### Study material
= = = = =
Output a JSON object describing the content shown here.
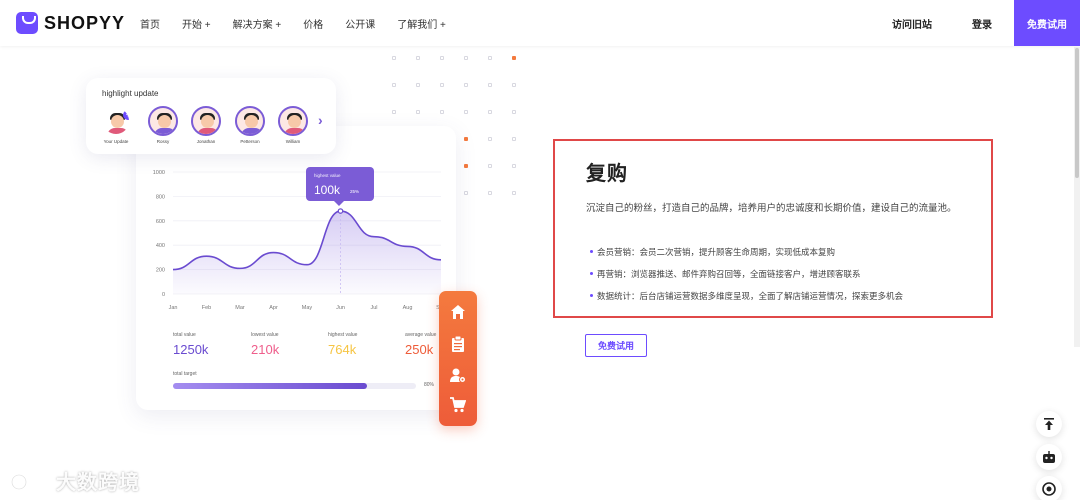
{
  "nav": {
    "logo_text": "SHOPYY",
    "links": [
      "首页",
      "开始 +",
      "解决方案 +",
      "价格",
      "公开课",
      "了解我们 +"
    ],
    "visit_old": "访问旧站",
    "login": "登录",
    "free_trial": "免费试用"
  },
  "highlight": {
    "title": "highlight update",
    "avatars": [
      "Your Update",
      "Rossy",
      "Jonathan",
      "Petterson",
      "William"
    ]
  },
  "chart_data": {
    "type": "area",
    "x": [
      "Jan",
      "Feb",
      "Mar",
      "Apr",
      "May",
      "Jun",
      "Jul",
      "Aug",
      "Sep"
    ],
    "series": [
      {
        "values": [
          200,
          310,
          210,
          340,
          240,
          680,
          470,
          390,
          280
        ]
      }
    ],
    "yticks": [
      0,
      200,
      400,
      600,
      800,
      1000
    ],
    "ylim": [
      0,
      1000
    ],
    "title": "",
    "xlabel": "",
    "ylabel": "",
    "grid": true,
    "tooltip": {
      "label": "highest value",
      "value": "100k",
      "pct": "25%"
    }
  },
  "stats": [
    {
      "label": "total value",
      "value": "1250k",
      "color": "#6a4bd0"
    },
    {
      "label": "lowest value",
      "value": "210k",
      "color": "#ef5e8c"
    },
    {
      "label": "highest value",
      "value": "764k",
      "color": "#f6c543"
    },
    {
      "label": "average value",
      "value": "250k",
      "color": "#ee5c39"
    }
  ],
  "target": {
    "label": "total target",
    "percent": 80,
    "percent_label": "80%"
  },
  "side_menu_icons": [
    "home-icon",
    "clipboard-icon",
    "user-gear-icon",
    "cart-icon"
  ],
  "section": {
    "title": "复购",
    "description": "沉淀自己的粉丝，打造自己的品牌，培养用户的忠诚度和长期价值，建设自己的流量池。",
    "bullets": [
      "会员营销：会员二次营销，提升顾客生命周期，实现低成本复购",
      "再营销：浏览器推送、邮件弃购召回等，全面链接客户，增进顾客联系",
      "数据统计：后台店铺运营数据多维度呈现，全面了解店铺运营情况，探索更多机会"
    ],
    "button": "免费试用"
  },
  "float_buttons": [
    "back-to-top-icon",
    "chatbot-icon",
    "support-icon"
  ],
  "watermark": "大数跨境",
  "colors": {
    "brand": "#6d4cff",
    "accent_orange": "#ee5c39",
    "highlight_border": "#e04848"
  }
}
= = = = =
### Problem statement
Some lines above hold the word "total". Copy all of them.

### Solution
      "label": "total value",
    "label": "total target",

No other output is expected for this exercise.